Carney Men Mission Statement:
"As a team, we are fighting for a cause that we are having a direct effect upon to change, benefit and greatly increase the quality of life for those living with MS."
The Carney Men Teams:
'04, '05. '06, '07, '08, '09, '10. '11, '12, '13, '14, '15, '16, '17... UNTIL WE FIND A CURE!
Two Teams: One Goal
Feb. 24, 2017
April 29-30, 2017
When raising funds to support the fight against MS, it's important to share information about the mission behind the BP MS 150 with donors. Many people have heard about multiple sclerosis, but do not know much about the nature or effects of this unpredictable disease. As you raise funds for the Tour, use this as an opportunity to enlighten and educate others on the importance of why we ride.
Multiple sclerosis is a chronic, often disabling disease of the central nervous system. MS is typically diagnosed in the “prime of life,” when people are building careers and starting families.
Symptoms can include tingling or numbness of body parts; difficulty with speech and walking; blurred or double vision; poor coordination; loss of balance; tremors; and weakness, tightness or spasticity (feelings of stiffness and a wide range of involuntary muscle spasms). Severe cases of MS can result in blindness and partial or complete paralysis. MS may also cause a person to have subtle, "invisible" symptoms, such as pain, extreme fatigue, and cognitive changes such as mood swings, forgetfulness and difficulty concentrating.

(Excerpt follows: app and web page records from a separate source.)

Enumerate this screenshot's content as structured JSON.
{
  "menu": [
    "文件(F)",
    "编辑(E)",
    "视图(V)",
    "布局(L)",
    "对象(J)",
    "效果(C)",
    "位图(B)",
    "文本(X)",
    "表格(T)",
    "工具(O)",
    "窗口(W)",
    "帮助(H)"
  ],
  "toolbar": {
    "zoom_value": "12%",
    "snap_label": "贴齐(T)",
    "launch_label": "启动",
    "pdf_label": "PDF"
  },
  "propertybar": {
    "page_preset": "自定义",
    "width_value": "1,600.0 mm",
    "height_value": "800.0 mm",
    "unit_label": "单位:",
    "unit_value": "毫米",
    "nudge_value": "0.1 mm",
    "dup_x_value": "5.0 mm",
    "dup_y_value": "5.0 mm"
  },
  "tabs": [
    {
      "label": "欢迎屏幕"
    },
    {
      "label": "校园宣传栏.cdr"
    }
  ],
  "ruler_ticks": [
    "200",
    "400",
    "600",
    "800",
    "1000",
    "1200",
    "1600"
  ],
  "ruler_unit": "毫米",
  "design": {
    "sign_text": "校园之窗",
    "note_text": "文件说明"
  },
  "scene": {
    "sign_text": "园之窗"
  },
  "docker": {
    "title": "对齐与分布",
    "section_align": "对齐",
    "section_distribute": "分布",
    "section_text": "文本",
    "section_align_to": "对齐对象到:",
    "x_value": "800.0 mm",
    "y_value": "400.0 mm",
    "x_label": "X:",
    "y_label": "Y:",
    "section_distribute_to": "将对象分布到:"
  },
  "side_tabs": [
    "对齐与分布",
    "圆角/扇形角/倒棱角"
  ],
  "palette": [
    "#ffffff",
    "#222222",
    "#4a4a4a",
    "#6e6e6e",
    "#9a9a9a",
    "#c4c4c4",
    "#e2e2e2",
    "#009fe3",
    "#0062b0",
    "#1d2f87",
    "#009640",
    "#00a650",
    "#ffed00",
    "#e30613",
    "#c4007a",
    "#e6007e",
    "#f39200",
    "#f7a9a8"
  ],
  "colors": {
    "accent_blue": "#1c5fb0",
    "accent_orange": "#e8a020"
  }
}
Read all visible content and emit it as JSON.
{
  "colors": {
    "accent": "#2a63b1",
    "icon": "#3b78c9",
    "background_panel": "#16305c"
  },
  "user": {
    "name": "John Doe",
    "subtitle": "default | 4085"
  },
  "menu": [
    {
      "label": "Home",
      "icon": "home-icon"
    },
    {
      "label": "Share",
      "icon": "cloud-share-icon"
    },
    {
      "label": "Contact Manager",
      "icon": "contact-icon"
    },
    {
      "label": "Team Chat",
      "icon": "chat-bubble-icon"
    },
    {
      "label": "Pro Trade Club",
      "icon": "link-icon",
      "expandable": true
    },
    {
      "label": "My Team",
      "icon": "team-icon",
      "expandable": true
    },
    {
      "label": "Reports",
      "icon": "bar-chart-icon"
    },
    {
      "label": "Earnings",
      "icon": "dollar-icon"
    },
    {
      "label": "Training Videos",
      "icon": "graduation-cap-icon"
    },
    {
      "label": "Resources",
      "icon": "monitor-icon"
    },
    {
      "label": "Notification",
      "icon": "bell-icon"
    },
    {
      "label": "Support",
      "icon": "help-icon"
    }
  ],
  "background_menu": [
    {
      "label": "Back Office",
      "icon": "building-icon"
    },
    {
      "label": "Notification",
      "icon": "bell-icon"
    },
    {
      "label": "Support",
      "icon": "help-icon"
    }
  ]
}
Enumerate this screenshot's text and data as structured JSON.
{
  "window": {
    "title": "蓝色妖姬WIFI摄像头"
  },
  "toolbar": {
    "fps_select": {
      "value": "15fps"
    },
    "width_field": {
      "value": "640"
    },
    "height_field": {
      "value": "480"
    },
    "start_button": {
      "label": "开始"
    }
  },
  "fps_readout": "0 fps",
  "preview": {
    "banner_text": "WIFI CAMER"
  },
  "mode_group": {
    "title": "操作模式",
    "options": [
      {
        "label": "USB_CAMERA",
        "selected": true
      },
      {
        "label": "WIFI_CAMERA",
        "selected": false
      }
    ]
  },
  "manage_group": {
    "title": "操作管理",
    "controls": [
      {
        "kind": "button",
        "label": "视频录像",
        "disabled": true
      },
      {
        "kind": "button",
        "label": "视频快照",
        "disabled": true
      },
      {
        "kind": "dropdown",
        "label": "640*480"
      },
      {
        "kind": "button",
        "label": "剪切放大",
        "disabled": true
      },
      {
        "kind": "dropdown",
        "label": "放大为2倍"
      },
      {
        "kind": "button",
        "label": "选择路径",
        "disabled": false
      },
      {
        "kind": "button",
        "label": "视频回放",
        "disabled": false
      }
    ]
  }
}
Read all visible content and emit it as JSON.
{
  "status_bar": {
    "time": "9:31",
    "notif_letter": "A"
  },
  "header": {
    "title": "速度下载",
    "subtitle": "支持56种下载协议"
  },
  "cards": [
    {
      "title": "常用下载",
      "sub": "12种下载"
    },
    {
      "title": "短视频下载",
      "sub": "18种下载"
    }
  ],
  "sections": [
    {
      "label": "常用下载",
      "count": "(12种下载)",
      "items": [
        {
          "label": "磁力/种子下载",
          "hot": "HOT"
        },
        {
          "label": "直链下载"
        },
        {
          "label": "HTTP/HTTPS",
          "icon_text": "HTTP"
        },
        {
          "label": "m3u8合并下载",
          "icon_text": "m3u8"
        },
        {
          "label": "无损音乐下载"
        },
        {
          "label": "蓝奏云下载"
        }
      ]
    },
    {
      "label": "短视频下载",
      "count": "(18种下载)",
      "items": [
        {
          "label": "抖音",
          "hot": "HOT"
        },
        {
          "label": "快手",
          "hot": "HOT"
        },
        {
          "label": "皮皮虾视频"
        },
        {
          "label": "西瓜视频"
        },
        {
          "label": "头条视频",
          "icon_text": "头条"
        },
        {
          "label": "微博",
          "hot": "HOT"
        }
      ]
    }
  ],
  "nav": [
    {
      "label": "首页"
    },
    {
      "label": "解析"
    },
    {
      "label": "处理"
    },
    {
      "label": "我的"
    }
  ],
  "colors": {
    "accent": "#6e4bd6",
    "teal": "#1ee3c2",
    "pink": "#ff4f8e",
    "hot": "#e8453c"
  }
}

MS is not fatal, contagious or inherited. The cause is not yet known.
MS is unpredictable. No two cases are the same. Symptoms may appear in any combination, may come and go, and may vary from mild to severe.
There are approximately 400,000 Americans living with multiple sclerosis.
Each week, 200 Americans are diagnosed with MS.
A new MS case is diagnosed every hour.
MS affects more women than men at a ratio of 3:1.
Although 90 percent of those diagnosed are between the ages of 16 and 60, the symptoms of MS have been known to appear in early childhood or long after the age of 60.
If you work a typical weekday from 9 a.m. to 5 p.m., consider this: Between the time you arrive at your office this morning and the time you leave this evening, eight more people will have been diagnosed with MS.
This is why we ride each year to raise funds to support ground-breaking MS research and client programs that help thousands of people living with MS and their families.
The Lone Star Chapter is also a crucial information resource. The chapter has many brochures, videos, tapes and other information tools. Please contact the Lone Star Chapter directly at 713-526-8967 for additional information.